= Data under study =
+++

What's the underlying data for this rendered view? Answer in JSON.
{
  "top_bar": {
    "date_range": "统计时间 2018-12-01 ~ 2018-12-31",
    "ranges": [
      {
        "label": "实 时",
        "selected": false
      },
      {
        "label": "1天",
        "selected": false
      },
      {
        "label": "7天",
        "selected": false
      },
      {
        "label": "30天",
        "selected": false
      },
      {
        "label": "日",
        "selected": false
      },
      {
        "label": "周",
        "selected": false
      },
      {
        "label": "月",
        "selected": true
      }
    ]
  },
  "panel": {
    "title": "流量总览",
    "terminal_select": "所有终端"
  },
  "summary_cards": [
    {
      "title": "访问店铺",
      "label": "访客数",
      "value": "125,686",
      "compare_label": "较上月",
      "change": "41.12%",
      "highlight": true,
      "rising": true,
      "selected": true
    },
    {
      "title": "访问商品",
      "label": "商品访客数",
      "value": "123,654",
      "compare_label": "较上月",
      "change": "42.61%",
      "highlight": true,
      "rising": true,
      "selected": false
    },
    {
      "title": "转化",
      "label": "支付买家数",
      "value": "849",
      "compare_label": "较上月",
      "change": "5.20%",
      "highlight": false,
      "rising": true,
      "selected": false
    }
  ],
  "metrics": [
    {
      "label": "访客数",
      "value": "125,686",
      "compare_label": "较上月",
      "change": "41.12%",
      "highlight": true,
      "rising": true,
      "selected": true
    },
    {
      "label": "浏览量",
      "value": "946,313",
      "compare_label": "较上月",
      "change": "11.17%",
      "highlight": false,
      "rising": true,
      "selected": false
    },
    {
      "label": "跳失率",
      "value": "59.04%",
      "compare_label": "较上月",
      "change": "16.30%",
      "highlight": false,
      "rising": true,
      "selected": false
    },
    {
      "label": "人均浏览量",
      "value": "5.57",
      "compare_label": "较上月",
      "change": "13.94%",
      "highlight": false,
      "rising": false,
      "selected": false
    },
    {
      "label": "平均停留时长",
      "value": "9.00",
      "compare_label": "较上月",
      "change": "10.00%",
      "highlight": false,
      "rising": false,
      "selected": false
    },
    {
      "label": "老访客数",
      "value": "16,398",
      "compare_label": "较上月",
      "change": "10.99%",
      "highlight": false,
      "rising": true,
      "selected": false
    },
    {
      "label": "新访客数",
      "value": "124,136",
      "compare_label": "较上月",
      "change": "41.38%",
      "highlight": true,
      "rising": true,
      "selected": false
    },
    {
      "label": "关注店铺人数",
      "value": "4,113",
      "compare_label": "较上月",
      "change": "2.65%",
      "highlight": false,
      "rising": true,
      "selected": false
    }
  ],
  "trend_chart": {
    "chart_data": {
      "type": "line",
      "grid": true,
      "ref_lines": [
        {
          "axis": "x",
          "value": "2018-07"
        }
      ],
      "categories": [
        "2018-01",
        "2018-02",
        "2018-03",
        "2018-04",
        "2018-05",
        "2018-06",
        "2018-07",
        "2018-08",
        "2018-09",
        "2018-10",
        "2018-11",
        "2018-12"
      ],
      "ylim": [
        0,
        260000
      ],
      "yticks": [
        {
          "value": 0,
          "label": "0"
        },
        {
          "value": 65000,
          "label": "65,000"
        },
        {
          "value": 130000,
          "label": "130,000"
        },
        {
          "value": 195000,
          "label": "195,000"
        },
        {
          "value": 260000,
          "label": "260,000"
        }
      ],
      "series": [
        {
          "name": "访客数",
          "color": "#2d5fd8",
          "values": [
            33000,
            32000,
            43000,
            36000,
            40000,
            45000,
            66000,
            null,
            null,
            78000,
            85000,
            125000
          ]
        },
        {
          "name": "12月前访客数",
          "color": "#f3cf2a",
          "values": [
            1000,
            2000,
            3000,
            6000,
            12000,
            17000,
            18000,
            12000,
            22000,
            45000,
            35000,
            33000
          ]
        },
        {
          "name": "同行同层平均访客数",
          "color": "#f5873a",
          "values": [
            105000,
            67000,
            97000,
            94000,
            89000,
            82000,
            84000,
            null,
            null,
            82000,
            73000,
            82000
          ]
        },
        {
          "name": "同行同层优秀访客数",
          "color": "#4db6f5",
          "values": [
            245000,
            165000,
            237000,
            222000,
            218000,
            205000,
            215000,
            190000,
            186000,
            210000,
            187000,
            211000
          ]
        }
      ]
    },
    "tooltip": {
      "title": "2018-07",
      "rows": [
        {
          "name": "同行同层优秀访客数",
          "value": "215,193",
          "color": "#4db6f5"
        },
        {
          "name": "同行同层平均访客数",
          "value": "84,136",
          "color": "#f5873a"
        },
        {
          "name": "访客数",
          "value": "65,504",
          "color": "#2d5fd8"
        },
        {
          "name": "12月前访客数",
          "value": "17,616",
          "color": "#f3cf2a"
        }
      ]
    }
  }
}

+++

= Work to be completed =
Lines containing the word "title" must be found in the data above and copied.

= Written reply =
    "title": "流量总览",
      "title": "访问店铺",
      "title": "访问商品",
      "title": "转化",
      "title": "2018-07",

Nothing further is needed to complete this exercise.